What you should do - Find how many lines in the data below include the word "endian", then write only that number.

Input -
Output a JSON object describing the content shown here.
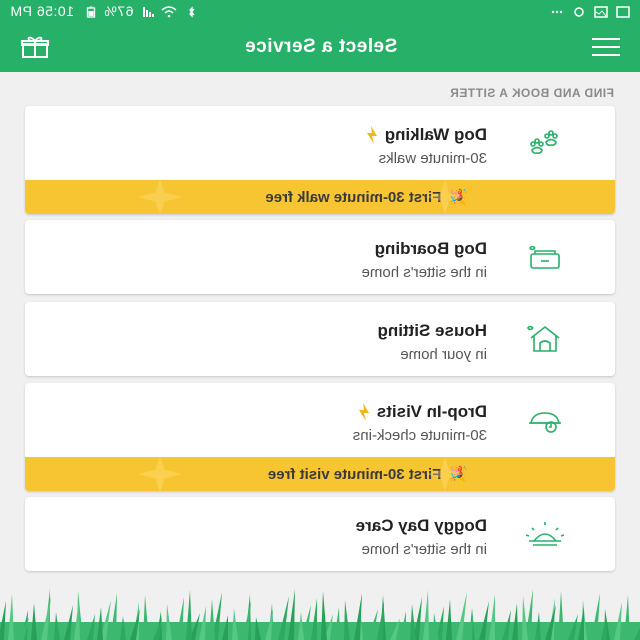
{
  "status_bar": {
    "time": "10:56 PM",
    "battery": "67%"
  },
  "app_bar": {
    "title": "Select a Service"
  },
  "section_header": "FIND AND BOOK A SITTER",
  "services": [
    {
      "title": "Dog Walking",
      "subtitle": "30-minute walks",
      "icon": "dog-paw-icon",
      "promo": "First 30-minute walk free",
      "promo_emoji": "🎉"
    },
    {
      "title": "Dog Boarding",
      "subtitle": "in the sitter's home",
      "icon": "dog-bed-icon"
    },
    {
      "title": "House Sitting",
      "subtitle": "in your home",
      "icon": "house-dog-icon"
    },
    {
      "title": "Drop-In Visits",
      "subtitle": "30-minute check-ins",
      "icon": "food-bowl-clock-icon",
      "promo": "First 30-minute visit free",
      "promo_emoji": "🎉"
    },
    {
      "title": "Doggy Day Care",
      "subtitle": "in the sitter's home",
      "icon": "sun-icon"
    }
  ],
  "colors": {
    "brand_green": "#27b068",
    "promo_yellow": "#f7c531",
    "bolt_yellow": "#f2b51d"
  }
}
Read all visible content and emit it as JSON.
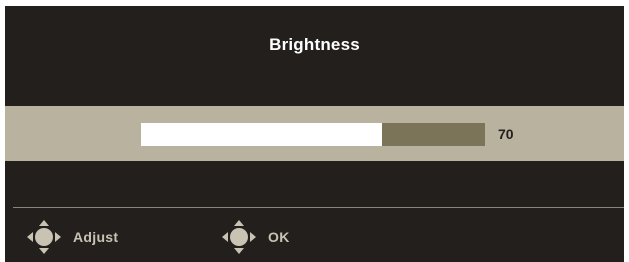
{
  "osd": {
    "title": "Brightness",
    "slider": {
      "value": 70,
      "value_label": "70"
    }
  },
  "footer": {
    "items": [
      {
        "icon": "joystick-adjust-icon",
        "label": "Adjust"
      },
      {
        "icon": "joystick-ok-icon",
        "label": "OK"
      }
    ]
  },
  "colors": {
    "background": "#231f1c",
    "band": "#b9b29f",
    "track": "#7b7458",
    "fill": "#ffffff",
    "footer_text": "#c9c3b4"
  }
}
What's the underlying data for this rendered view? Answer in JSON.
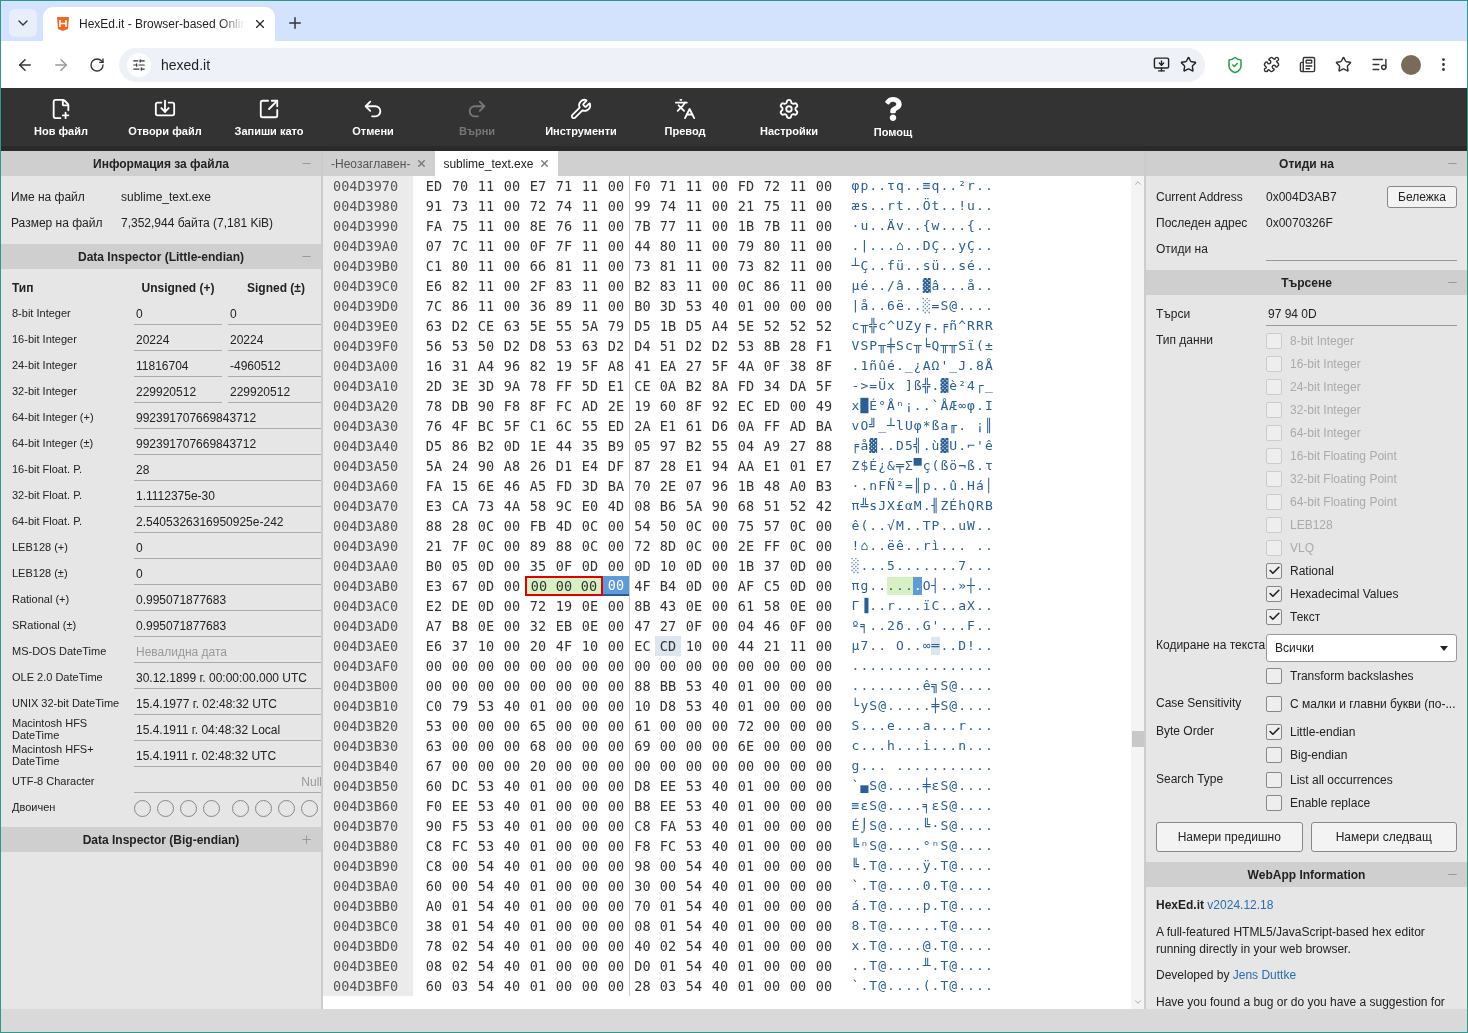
{
  "browser": {
    "tab_title": "HexEd.it - Browser-based Onlin",
    "url": "hexed.it"
  },
  "toolbar": [
    {
      "label": "Нов файл",
      "disabled": false
    },
    {
      "label": "Отвори файл",
      "disabled": false
    },
    {
      "label": "Запиши като",
      "disabled": false
    },
    {
      "label": "Отмени",
      "disabled": false
    },
    {
      "label": "Върни",
      "disabled": true
    },
    {
      "label": "Инструменти",
      "disabled": false
    },
    {
      "label": "Превод",
      "disabled": false
    },
    {
      "label": "Настройки",
      "disabled": false
    },
    {
      "label": "Помощ",
      "disabled": false
    }
  ],
  "file_info": {
    "title": "Информация за файла",
    "expanded": true,
    "fields": [
      {
        "label": "Име на файл",
        "value": "sublime_text.exe"
      },
      {
        "label": "Размер на файл",
        "value": "7,352,944 байта (7,181 KiB)"
      }
    ]
  },
  "inspector": {
    "title": "Data Inspector (Little-endian)",
    "expanded": true,
    "columns": [
      "Тип",
      "Unsigned (+)",
      "Signed (±)"
    ],
    "rows": [
      {
        "kind": "pair",
        "label": "8-bit Integer",
        "unsigned": "0",
        "signed": "0"
      },
      {
        "kind": "pair",
        "label": "16-bit Integer",
        "unsigned": "20224",
        "signed": "20224"
      },
      {
        "kind": "pair",
        "label": "24-bit Integer",
        "unsigned": "11816704",
        "signed": "-4960512"
      },
      {
        "kind": "pair",
        "label": "32-bit Integer",
        "unsigned": "229920512",
        "signed": "229920512"
      },
      {
        "kind": "single",
        "label": "64-bit Integer (+)",
        "value": "992391707669843712"
      },
      {
        "kind": "single",
        "label": "64-bit Integer (±)",
        "value": "992391707669843712"
      },
      {
        "kind": "single",
        "label": "16-bit Float. P.",
        "value": "28"
      },
      {
        "kind": "single",
        "label": "32-bit Float. P.",
        "value": "1.1112375e-30"
      },
      {
        "kind": "single",
        "label": "64-bit Float. P.",
        "value": "2.5405326316950925e-242"
      },
      {
        "kind": "single",
        "label": "LEB128 (+)",
        "value": "0"
      },
      {
        "kind": "single",
        "label": "LEB128 (±)",
        "value": "0"
      },
      {
        "kind": "single",
        "label": "Rational (+)",
        "value": "0.995071877683"
      },
      {
        "kind": "single",
        "label": "SRational (±)",
        "value": "0.995071877683"
      },
      {
        "kind": "single",
        "label": "MS-DOS DateTime",
        "placeholder": "Невалидна дата"
      },
      {
        "kind": "single",
        "label": "OLE 2.0 DateTime",
        "value": "30.12.1899 г. 00:00:00.000 UTC"
      },
      {
        "kind": "single",
        "label": "UNIX 32-bit DateTime",
        "value": "15.4.1977 г. 02:48:32 UTC"
      },
      {
        "kind": "single",
        "label": "Macintosh HFS DateTime",
        "value": "15.4.1911 г. 04:48:32 Local"
      },
      {
        "kind": "single",
        "label": "Macintosh HFS+ DateTime",
        "value": "15.4.1911 г. 02:48:32 UTC"
      },
      {
        "kind": "char",
        "label": "UTF-8 Character",
        "placeholder": "Null"
      },
      {
        "kind": "bits",
        "label": "Двоичен",
        "bits": [
          {
            "checked": false
          },
          {
            "checked": false
          },
          {
            "checked": false
          },
          {
            "checked": false
          },
          {
            "checked": false
          },
          {
            "checked": false
          },
          {
            "checked": false
          },
          {
            "checked": false
          }
        ]
      }
    ]
  },
  "inspector_big": {
    "title": "Data Inspector (Big-endian)",
    "expanded": false
  },
  "file_tabs": [
    {
      "label": "-Неозаглавен-",
      "selected": false
    },
    {
      "label": "sublime_text.exe",
      "selected": true
    }
  ],
  "hex_rows": [
    {
      "address": "004D3970",
      "bytes": "ED 70 11 00 E7 71 11 00 F0 71 11 00 FD 72 11 00",
      "ascii": "φp..τq..≡q..²r.."
    },
    {
      "address": "004D3980",
      "bytes": "91 73 11 00 72 74 11 00 99 74 11 00 21 75 11 00",
      "ascii": "æs..rt..Öt..!u.."
    },
    {
      "address": "004D3990",
      "bytes": "FA 75 11 00 8E 76 11 00 7B 77 11 00 1B 7B 11 00",
      "ascii": "·u..Äv..{w...{.."
    },
    {
      "address": "004D39A0",
      "bytes": "07 7C 11 00 0F 7F 11 00 44 80 11 00 79 80 11 00",
      "ascii": ".|...⌂..DÇ..yÇ.."
    },
    {
      "address": "004D39B0",
      "bytes": "C1 80 11 00 66 81 11 00 73 81 11 00 73 82 11 00",
      "ascii": "┴Ç..fü..sü..sé.."
    },
    {
      "address": "004D39C0",
      "bytes": "E6 82 11 00 2F 83 11 00 B2 83 11 00 0C 86 11 00",
      "ascii": "µé../â..▓â...å.."
    },
    {
      "address": "004D39D0",
      "bytes": "7C 86 11 00 36 89 11 00 B0 3D 53 40 01 00 00 00",
      "ascii": "|å..6ë..░=S@...."
    },
    {
      "address": "004D39E0",
      "bytes": "63 D2 CE 63 5E 55 5A 79 D5 1B D5 A4 5E 52 52 52",
      "ascii": "c╥╬c^UZy╒.╒ñ^RRR"
    },
    {
      "address": "004D39F0",
      "bytes": "56 53 50 D2 D8 53 63 D2 D4 51 D2 D2 53 8B 28 F1",
      "ascii": "VSP╥╪Sc╥╘Q╥╥Sï(±"
    },
    {
      "address": "004D3A00",
      "bytes": "16 31 A4 96 82 19 5F A8 41 EA 27 5F 4A 0F 38 8F",
      "ascii": ".1ñûé._¿AΩ'_J.8Å"
    },
    {
      "address": "004D3A10",
      "bytes": "2D 3E 3D 9A 78 FF 5D E1 CE 0A B2 8A FD 34 DA 5F",
      "ascii": "->=Üx ]ß╬.▓è²4┌_"
    },
    {
      "address": "004D3A20",
      "bytes": "78 DB 90 F8 8F FC AD 2E 19 60 8F 92 EC ED 00 49",
      "ascii": "x█É°Åⁿ¡..`ÅÆ∞φ.I"
    },
    {
      "address": "004D3A30",
      "bytes": "76 4F BC 5F C1 6C 55 ED 2A E1 61 D6 0A FF AD BA",
      "ascii": "vO╝_┴lUφ*ßa╓. ¡║"
    },
    {
      "address": "004D3A40",
      "bytes": "D5 86 B2 0D 1E 44 35 B9 05 97 B2 55 04 A9 27 88",
      "ascii": "╒å▓..D5╣.ù▓U.⌐'ê"
    },
    {
      "address": "004D3A50",
      "bytes": "5A 24 90 A8 26 D1 E4 DF 87 28 E1 94 AA E1 01 E7",
      "ascii": "Z$É¿&╤Σ▀ç(ßö¬ß.τ"
    },
    {
      "address": "004D3A60",
      "bytes": "FA 15 6E 46 A5 FD 3D BA 70 2E 07 96 1B 48 A0 B3",
      "ascii": "·.nFÑ²=║p..û.Há│"
    },
    {
      "address": "004D3A70",
      "bytes": "E3 CA 73 4A 58 9C E0 4D 08 B6 5A 90 68 51 52 42",
      "ascii": "π╩sJX£αM.╢ZÉhQRB"
    },
    {
      "address": "004D3A80",
      "bytes": "88 28 0C 00 FB 4D 0C 00 54 50 0C 00 75 57 0C 00",
      "ascii": "ê(..√M..TP..uW.."
    },
    {
      "address": "004D3A90",
      "bytes": "21 7F 0C 00 89 88 0C 00 72 8D 0C 00 2E FF 0C 00",
      "ascii": "!⌂..ëê..rì... .."
    },
    {
      "address": "004D3AA0",
      "bytes": "B0 05 0D 00 35 0F 0D 00 0D 10 0D 00 1B 37 0D 00",
      "ascii": "░...5.......7..."
    },
    {
      "address": "004D3AB0",
      "bytes": [
        {
          "value": "E3",
          "matched": false,
          "selected": false
        },
        {
          "value": "67",
          "matched": false,
          "selected": false
        },
        {
          "value": "0D",
          "matched": false,
          "selected": false
        },
        {
          "value": "00",
          "matched": false,
          "selected": false
        },
        {
          "value": "00",
          "matched": true,
          "selected": false
        },
        {
          "value": "00",
          "matched": true,
          "selected": false
        },
        {
          "value": "00",
          "matched": true,
          "selected": false
        },
        {
          "value": "00",
          "matched": false,
          "selected": true
        },
        {
          "value": "4F",
          "matched": false,
          "selected": false
        },
        {
          "value": "B4",
          "matched": false,
          "selected": false
        },
        {
          "value": "0D",
          "matched": false,
          "selected": false
        },
        {
          "value": "00",
          "matched": false,
          "selected": false
        },
        {
          "value": "AF",
          "matched": false,
          "selected": false
        },
        {
          "value": "C5",
          "matched": false,
          "selected": false
        },
        {
          "value": "0D",
          "matched": false,
          "selected": false
        },
        {
          "value": "00",
          "matched": false,
          "selected": false
        }
      ],
      "ascii": "πg......O┤..»┼.."
    },
    {
      "address": "004D3AC0",
      "bytes": "E2 DE 0D 00 72 19 0E 00 8B 43 0E 00 61 58 0E 00",
      "ascii": "Γ▐..r...ïC..aX.."
    },
    {
      "address": "004D3AD0",
      "bytes": "A7 B8 0E 00 32 EB 0E 00 47 27 0F 00 04 46 0F 00",
      "ascii": "º╕..2δ..G'...F.."
    },
    {
      "address": "004D3AE0",
      "bytes": [
        {
          "value": "E6",
          "hovered": false
        },
        {
          "value": "37",
          "hovered": false
        },
        {
          "value": "10",
          "hovered": false
        },
        {
          "value": "00",
          "hovered": false
        },
        {
          "value": "20",
          "hovered": false
        },
        {
          "value": "4F",
          "hovered": false
        },
        {
          "value": "10",
          "hovered": false
        },
        {
          "value": "00",
          "hovered": false
        },
        {
          "value": "EC",
          "hovered": false
        },
        {
          "value": "CD",
          "hovered": true
        },
        {
          "value": "10",
          "hovered": false
        },
        {
          "value": "00",
          "hovered": false
        },
        {
          "value": "44",
          "hovered": false
        },
        {
          "value": "21",
          "hovered": false
        },
        {
          "value": "11",
          "hovered": false
        },
        {
          "value": "00",
          "hovered": false
        }
      ],
      "ascii": "µ7.. O..∞═..D!.."
    },
    {
      "address": "004D3AF0",
      "bytes": "00 00 00 00 00 00 00 00 00 00 00 00 00 00 00 00",
      "ascii": "................"
    },
    {
      "address": "004D3B00",
      "bytes": "00 00 00 00 00 00 00 00 88 BB 53 40 01 00 00 00",
      "ascii": "........ê╗S@...."
    },
    {
      "address": "004D3B10",
      "bytes": "C0 79 53 40 01 00 00 00 10 D8 53 40 01 00 00 00",
      "ascii": "└yS@.....╪S@...."
    },
    {
      "address": "004D3B20",
      "bytes": "53 00 00 00 65 00 00 00 61 00 00 00 72 00 00 00",
      "ascii": "S...e...a...r..."
    },
    {
      "address": "004D3B30",
      "bytes": "63 00 00 00 68 00 00 00 69 00 00 00 6E 00 00 00",
      "ascii": "c...h...i...n..."
    },
    {
      "address": "004D3B40",
      "bytes": "67 00 00 00 20 00 00 00 00 00 00 00 00 00 00 00",
      "ascii": "g... ..........."
    },
    {
      "address": "004D3B50",
      "bytes": "60 DC 53 40 01 00 00 00 D8 EE 53 40 01 00 00 00",
      "ascii": "`▄S@....╪εS@...."
    },
    {
      "address": "004D3B60",
      "bytes": "F0 EE 53 40 01 00 00 00 B8 EE 53 40 01 00 00 00",
      "ascii": "≡εS@....╕εS@...."
    },
    {
      "address": "004D3B70",
      "bytes": "90 F5 53 40 01 00 00 00 C8 FA 53 40 01 00 00 00",
      "ascii": "É⌡S@....╚·S@...."
    },
    {
      "address": "004D3B80",
      "bytes": "C8 FC 53 40 01 00 00 00 F8 FC 53 40 01 00 00 00",
      "ascii": "╚ⁿS@....°ⁿS@...."
    },
    {
      "address": "004D3B90",
      "bytes": "C8 00 54 40 01 00 00 00 98 00 54 40 01 00 00 00",
      "ascii": "╚.T@....ÿ.T@...."
    },
    {
      "address": "004D3BA0",
      "bytes": "60 00 54 40 01 00 00 00 30 00 54 40 01 00 00 00",
      "ascii": "`.T@....0.T@...."
    },
    {
      "address": "004D3BB0",
      "bytes": "A0 01 54 40 01 00 00 00 70 01 54 40 01 00 00 00",
      "ascii": "á.T@....p.T@...."
    },
    {
      "address": "004D3BC0",
      "bytes": "38 01 54 40 01 00 00 00 08 01 54 40 01 00 00 00",
      "ascii": "8.T@......T@...."
    },
    {
      "address": "004D3BD0",
      "bytes": "78 02 54 40 01 00 00 00 40 02 54 40 01 00 00 00",
      "ascii": "x.T@....@.T@...."
    },
    {
      "address": "004D3BE0",
      "bytes": "08 02 54 40 01 00 00 00 D0 01 54 40 01 00 00 00",
      "ascii": "..T@....╨.T@...."
    },
    {
      "address": "004D3BF0",
      "bytes": "60 03 54 40 01 00 00 00 28 03 54 40 01 00 00 00",
      "ascii": "`.T@....(.T@...."
    }
  ],
  "goto": {
    "title": "Отиди на",
    "expanded": true,
    "current_label": "Current Address",
    "current_value": "0x004D3AB7",
    "note_button": "Бележка",
    "last_label": "Последен адрес",
    "last_value": "0x0070326F",
    "goto_label": "Отиди на"
  },
  "search": {
    "title": "Търсене",
    "expanded": true,
    "query_label": "Търси",
    "query": "97 94 0D",
    "groups": [
      {
        "kind": "checks",
        "label": "Тип данни",
        "items": [
          {
            "label": "8-bit Integer",
            "checked": false,
            "disabled": true
          },
          {
            "label": "16-bit Integer",
            "checked": false,
            "disabled": true
          },
          {
            "label": "24-bit Integer",
            "checked": false,
            "disabled": true
          },
          {
            "label": "32-bit Integer",
            "checked": false,
            "disabled": true
          },
          {
            "label": "64-bit Integer",
            "checked": false,
            "disabled": true
          },
          {
            "label": "16-bit Floating Point",
            "checked": false,
            "disabled": true
          },
          {
            "label": "32-bit Floating Point",
            "checked": false,
            "disabled": true
          },
          {
            "label": "64-bit Floating Point",
            "checked": false,
            "disabled": true
          },
          {
            "label": "LEB128",
            "checked": false,
            "disabled": true
          },
          {
            "label": "VLQ",
            "checked": false,
            "disabled": true
          },
          {
            "label": "Rational",
            "checked": true,
            "disabled": false
          },
          {
            "label": "Hexadecimal Values",
            "checked": true,
            "disabled": false
          },
          {
            "label": "Текст",
            "checked": true,
            "disabled": false
          }
        ]
      },
      {
        "kind": "select",
        "label": "Кодиране на текста",
        "value": "Всички"
      },
      {
        "kind": "checks",
        "items": [
          {
            "label": "Transform backslashes",
            "checked": false,
            "disabled": false
          }
        ]
      },
      {
        "kind": "checks",
        "label": "Case Sensitivity",
        "items": [
          {
            "label": "С малки и главни букви (по-...",
            "checked": false,
            "disabled": false
          }
        ]
      },
      {
        "kind": "checks",
        "label": "Byte Order",
        "items": [
          {
            "label": "Little-endian",
            "checked": true,
            "disabled": false
          },
          {
            "label": "Big-endian",
            "checked": false,
            "disabled": false
          }
        ]
      },
      {
        "kind": "checks",
        "label": "Search Type",
        "items": [
          {
            "label": "List all occurrences",
            "checked": false,
            "disabled": false
          },
          {
            "label": "Enable replace",
            "checked": false,
            "disabled": false
          }
        ]
      }
    ],
    "buttons": [
      "Намери предишно",
      "Намери следващ"
    ]
  },
  "webapp": {
    "title": "WebApp Information",
    "expanded": true,
    "name": "HexEd.it",
    "version": "v2024.12.18",
    "description": "A full-featured HTML5/JavaScript-based hex editor running directly in your web browser.",
    "developed_by": "Developed by",
    "author": "Jens Duttke",
    "more": "Have you found a bug or do you have a suggestion for"
  }
}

Task solution - 4